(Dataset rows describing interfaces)
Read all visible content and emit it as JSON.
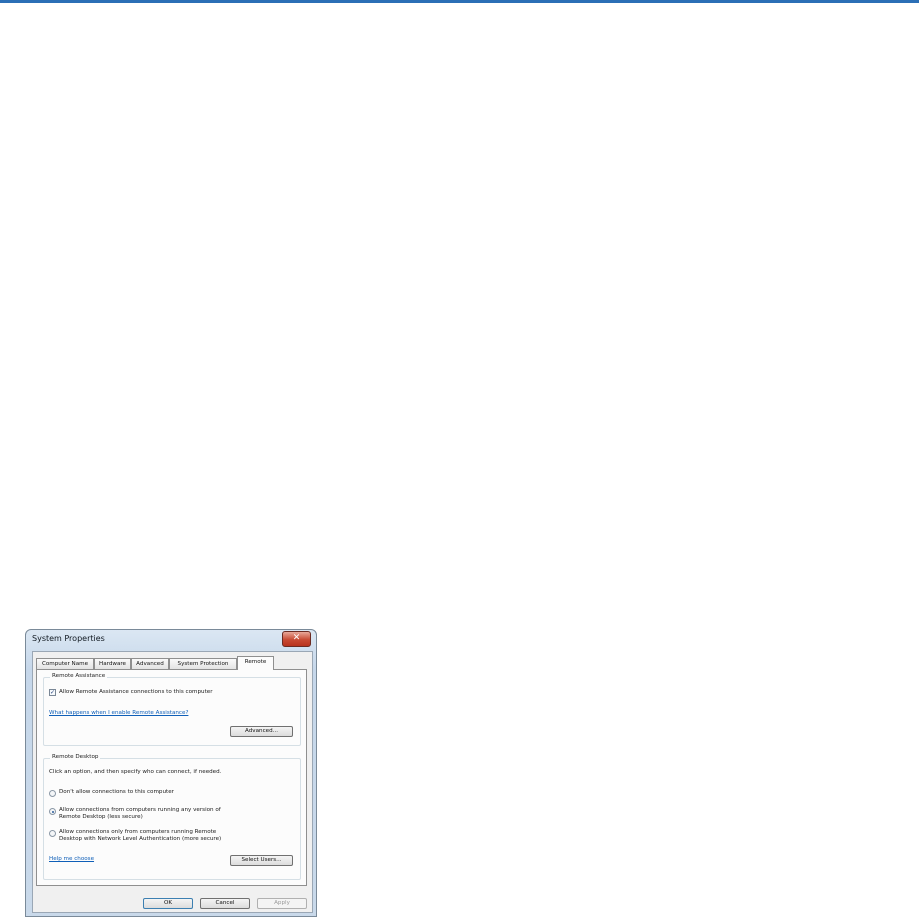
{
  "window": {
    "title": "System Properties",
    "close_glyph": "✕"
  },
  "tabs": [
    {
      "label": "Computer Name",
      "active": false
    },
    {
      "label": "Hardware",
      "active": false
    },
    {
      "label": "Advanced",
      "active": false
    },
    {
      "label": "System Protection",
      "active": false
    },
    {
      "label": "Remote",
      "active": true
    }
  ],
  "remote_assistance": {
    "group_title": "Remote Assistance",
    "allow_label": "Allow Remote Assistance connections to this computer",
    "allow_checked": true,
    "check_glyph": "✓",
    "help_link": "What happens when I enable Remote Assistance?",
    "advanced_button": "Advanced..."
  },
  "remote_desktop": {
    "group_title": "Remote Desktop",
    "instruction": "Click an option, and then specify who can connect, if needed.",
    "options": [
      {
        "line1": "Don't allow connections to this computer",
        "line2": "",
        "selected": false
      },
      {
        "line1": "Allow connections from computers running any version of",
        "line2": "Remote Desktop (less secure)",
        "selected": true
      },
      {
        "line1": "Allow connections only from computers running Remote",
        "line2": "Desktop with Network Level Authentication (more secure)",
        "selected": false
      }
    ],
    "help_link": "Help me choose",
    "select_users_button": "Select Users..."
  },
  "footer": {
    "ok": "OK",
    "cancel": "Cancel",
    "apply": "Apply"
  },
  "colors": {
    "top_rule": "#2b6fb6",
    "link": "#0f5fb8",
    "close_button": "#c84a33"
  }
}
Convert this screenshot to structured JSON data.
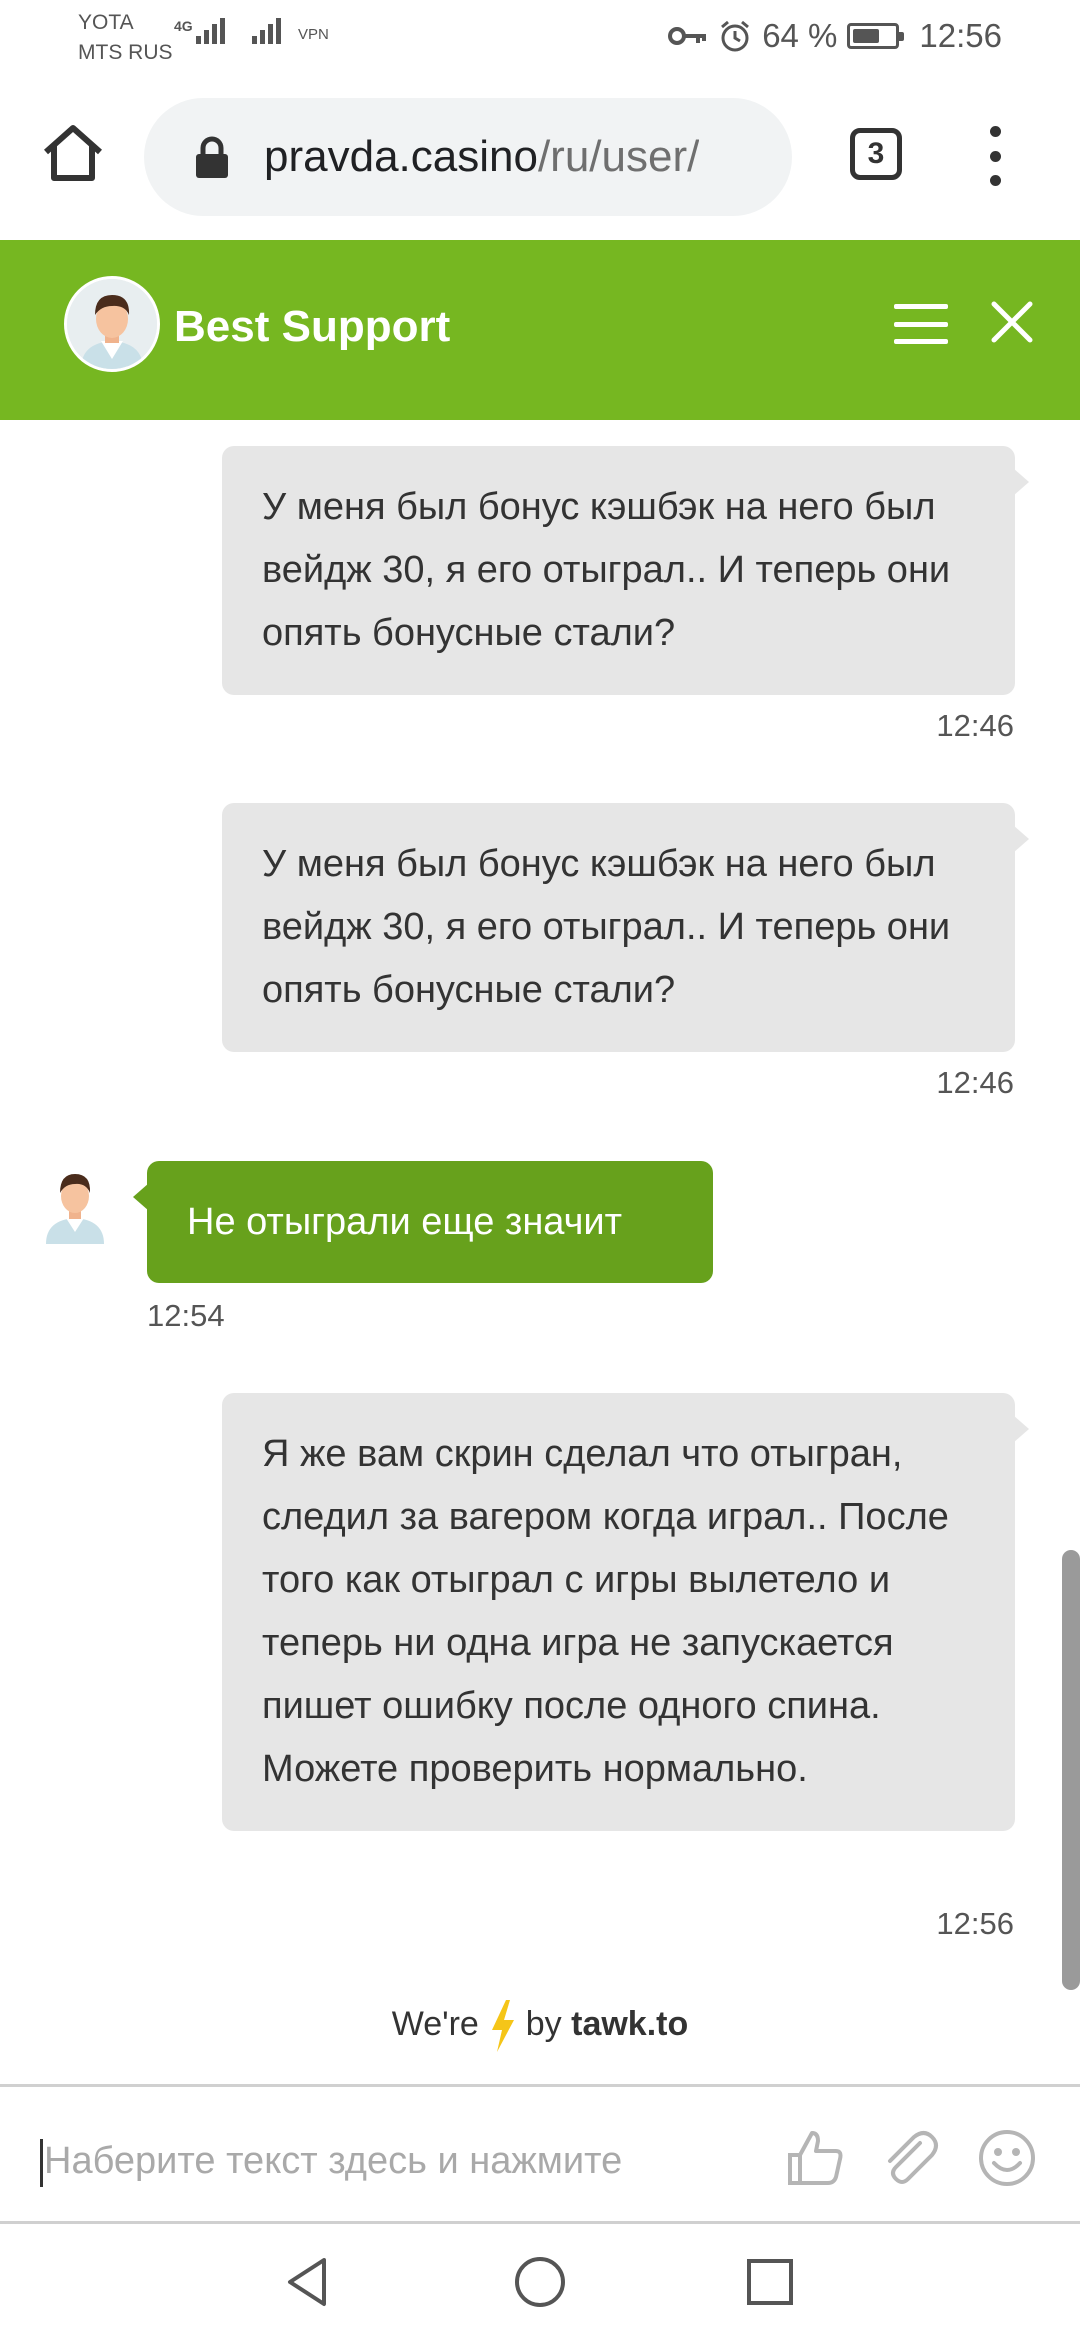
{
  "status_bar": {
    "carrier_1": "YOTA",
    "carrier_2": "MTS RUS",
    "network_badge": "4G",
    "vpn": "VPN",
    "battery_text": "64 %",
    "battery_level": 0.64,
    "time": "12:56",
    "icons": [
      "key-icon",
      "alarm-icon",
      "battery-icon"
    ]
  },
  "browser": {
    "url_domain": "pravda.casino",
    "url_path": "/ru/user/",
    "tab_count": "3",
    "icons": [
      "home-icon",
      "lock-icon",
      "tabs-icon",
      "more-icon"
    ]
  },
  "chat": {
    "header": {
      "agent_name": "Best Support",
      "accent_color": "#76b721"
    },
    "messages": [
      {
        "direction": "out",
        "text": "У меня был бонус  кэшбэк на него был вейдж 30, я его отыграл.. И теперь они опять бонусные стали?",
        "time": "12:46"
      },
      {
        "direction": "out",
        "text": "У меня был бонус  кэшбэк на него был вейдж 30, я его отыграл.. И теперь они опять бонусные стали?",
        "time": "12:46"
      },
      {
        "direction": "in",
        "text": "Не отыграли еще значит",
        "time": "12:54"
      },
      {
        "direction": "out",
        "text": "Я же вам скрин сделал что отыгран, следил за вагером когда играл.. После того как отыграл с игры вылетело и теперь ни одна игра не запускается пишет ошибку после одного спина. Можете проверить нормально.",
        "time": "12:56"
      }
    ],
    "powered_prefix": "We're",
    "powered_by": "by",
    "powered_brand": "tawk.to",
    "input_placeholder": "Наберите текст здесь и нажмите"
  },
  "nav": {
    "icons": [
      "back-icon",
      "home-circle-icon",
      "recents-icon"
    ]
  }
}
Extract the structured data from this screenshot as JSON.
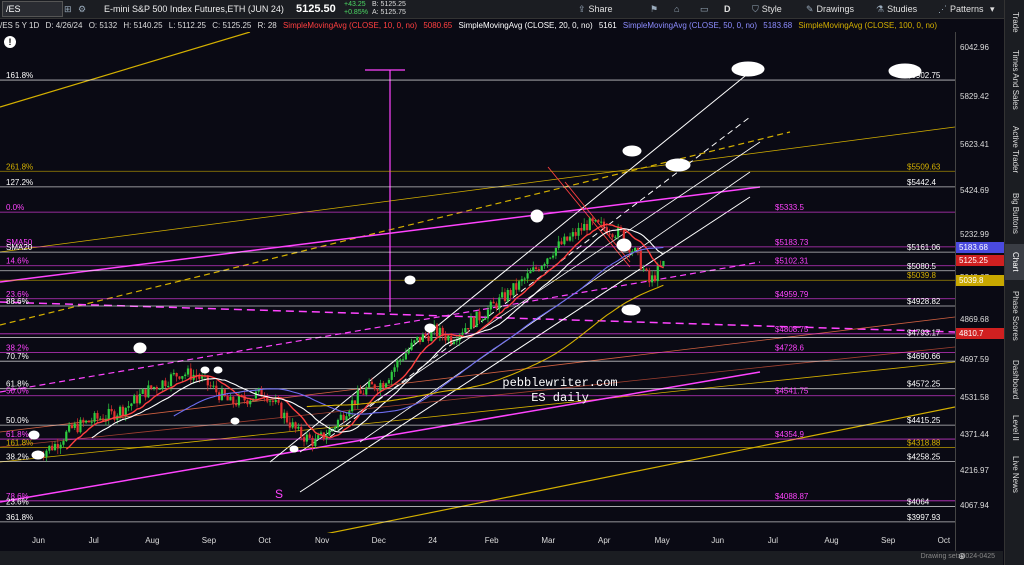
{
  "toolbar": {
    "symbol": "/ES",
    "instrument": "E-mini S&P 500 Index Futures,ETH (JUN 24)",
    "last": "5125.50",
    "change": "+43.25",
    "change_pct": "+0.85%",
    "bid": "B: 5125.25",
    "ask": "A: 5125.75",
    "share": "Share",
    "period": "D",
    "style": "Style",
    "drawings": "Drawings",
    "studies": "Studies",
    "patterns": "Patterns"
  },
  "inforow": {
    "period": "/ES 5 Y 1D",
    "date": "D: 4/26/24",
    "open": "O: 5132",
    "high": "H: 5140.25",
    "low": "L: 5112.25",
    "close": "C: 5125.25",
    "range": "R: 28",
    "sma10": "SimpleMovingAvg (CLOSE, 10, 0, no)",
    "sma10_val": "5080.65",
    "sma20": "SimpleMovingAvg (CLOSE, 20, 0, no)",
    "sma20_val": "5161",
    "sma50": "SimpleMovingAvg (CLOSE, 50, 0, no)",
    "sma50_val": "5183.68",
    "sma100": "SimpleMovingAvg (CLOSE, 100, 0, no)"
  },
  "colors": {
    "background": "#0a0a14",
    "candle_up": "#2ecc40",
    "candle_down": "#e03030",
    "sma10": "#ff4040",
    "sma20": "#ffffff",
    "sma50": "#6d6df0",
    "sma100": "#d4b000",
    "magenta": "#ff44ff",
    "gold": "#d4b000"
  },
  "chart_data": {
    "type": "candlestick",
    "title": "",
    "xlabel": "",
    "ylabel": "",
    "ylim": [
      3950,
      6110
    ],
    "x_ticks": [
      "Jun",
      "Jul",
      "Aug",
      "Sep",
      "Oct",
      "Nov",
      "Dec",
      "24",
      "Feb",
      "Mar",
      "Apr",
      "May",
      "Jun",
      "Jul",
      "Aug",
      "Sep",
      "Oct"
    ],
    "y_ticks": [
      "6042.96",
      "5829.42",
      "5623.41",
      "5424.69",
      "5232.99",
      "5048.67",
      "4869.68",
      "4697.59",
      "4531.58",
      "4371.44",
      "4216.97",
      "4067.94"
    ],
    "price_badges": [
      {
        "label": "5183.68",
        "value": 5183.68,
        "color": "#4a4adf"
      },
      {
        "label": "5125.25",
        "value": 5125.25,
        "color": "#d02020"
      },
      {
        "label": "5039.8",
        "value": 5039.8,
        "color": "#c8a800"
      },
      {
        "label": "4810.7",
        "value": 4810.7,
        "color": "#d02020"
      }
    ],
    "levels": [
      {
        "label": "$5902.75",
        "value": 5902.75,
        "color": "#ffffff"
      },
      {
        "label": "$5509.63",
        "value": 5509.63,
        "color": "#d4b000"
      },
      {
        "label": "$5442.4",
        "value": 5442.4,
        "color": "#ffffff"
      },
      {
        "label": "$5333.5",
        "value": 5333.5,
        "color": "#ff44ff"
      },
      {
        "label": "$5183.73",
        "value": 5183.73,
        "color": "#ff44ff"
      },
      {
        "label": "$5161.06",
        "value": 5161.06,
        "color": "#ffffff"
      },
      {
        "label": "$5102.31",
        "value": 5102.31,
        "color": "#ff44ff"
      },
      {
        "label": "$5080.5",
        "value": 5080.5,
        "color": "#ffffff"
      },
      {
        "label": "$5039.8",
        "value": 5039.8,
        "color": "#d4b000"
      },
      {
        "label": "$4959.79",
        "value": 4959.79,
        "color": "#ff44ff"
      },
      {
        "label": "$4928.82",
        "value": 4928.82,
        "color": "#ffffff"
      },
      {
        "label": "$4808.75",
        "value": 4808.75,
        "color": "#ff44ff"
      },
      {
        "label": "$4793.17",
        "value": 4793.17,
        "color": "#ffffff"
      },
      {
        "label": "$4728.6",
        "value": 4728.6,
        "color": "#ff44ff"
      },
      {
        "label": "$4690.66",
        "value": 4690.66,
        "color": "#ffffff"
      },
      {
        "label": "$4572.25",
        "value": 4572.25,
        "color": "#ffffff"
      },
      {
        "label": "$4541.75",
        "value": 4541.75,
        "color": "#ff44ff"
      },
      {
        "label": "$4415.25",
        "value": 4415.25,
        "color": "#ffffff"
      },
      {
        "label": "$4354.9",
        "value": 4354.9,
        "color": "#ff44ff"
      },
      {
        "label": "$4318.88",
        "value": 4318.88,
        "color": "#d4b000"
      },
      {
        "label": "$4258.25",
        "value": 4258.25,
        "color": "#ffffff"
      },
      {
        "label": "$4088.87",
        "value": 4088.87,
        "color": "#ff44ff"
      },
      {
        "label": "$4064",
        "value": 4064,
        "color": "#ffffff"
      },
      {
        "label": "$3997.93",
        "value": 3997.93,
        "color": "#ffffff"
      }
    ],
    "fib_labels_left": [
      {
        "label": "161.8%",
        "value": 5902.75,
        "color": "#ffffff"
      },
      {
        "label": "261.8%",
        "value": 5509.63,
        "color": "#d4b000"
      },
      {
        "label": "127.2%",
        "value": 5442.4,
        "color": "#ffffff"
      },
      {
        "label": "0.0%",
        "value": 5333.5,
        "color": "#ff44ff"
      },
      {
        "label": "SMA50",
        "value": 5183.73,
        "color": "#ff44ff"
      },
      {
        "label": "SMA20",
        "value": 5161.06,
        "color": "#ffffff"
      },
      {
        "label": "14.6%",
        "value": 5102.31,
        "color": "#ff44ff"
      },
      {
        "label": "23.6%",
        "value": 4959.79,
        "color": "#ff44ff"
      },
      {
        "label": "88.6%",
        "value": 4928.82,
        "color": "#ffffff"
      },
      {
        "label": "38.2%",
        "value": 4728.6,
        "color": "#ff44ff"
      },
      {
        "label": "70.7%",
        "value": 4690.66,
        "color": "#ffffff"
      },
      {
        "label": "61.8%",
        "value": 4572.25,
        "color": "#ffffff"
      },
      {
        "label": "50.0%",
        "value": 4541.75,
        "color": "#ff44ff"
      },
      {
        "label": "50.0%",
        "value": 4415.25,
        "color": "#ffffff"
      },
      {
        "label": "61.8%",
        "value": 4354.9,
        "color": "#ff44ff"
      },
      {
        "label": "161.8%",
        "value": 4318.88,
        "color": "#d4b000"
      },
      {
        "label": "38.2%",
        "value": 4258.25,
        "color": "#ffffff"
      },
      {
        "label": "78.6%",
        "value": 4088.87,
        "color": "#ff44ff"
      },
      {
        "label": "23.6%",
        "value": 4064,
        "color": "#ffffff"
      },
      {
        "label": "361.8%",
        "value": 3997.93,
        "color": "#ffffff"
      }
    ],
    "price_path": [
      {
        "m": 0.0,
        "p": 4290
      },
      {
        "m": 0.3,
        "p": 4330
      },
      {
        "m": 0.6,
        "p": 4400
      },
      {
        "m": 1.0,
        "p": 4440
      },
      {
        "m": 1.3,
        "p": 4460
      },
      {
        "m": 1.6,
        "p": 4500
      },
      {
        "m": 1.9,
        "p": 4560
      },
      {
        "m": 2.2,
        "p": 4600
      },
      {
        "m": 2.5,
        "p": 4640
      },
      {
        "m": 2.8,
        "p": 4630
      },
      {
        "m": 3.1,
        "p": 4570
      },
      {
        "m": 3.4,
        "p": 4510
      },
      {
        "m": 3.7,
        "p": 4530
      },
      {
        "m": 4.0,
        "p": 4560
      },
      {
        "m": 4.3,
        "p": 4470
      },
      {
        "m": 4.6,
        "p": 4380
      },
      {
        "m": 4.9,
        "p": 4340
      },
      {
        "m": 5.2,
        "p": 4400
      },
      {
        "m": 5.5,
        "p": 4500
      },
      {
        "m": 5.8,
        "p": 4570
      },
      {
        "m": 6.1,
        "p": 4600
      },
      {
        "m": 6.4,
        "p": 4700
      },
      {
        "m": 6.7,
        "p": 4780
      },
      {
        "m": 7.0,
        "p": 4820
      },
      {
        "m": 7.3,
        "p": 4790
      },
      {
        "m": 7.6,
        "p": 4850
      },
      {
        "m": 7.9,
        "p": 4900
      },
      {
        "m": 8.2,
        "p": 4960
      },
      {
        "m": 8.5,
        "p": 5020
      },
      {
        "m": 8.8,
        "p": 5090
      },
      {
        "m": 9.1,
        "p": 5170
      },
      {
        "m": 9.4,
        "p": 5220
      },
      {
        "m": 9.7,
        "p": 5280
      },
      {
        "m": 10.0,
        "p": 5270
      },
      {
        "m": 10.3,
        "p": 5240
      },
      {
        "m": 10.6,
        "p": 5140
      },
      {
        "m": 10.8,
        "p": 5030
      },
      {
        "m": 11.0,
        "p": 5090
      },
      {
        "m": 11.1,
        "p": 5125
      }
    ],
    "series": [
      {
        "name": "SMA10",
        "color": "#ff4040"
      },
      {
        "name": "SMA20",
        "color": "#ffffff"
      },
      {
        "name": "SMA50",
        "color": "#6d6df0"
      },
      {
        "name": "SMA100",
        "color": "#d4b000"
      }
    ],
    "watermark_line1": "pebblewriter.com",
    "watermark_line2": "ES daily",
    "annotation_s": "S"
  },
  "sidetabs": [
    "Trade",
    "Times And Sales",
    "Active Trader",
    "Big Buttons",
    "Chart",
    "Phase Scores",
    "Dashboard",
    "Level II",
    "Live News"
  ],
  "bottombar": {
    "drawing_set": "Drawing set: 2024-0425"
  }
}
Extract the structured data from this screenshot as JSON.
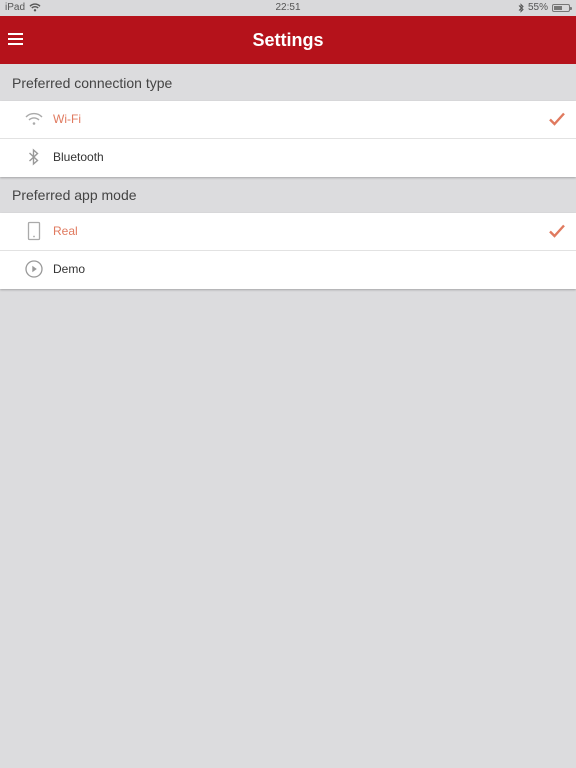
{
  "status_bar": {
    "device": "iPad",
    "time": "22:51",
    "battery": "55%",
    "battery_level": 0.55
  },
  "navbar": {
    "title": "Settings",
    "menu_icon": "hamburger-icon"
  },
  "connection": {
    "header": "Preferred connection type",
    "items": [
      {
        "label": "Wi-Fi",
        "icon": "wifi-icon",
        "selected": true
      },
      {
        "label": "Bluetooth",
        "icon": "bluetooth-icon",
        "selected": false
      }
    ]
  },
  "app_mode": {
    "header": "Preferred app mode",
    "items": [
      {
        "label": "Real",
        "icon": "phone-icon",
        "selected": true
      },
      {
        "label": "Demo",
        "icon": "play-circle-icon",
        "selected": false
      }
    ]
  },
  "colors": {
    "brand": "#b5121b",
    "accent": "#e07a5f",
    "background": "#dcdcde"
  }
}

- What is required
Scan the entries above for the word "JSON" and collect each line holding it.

- Finished task
Read all visible content and emit it as JSON.
Convert this screenshot to structured JSON data.
Extract the structured data from this screenshot as JSON.
Extract the structured data from this screenshot as JSON.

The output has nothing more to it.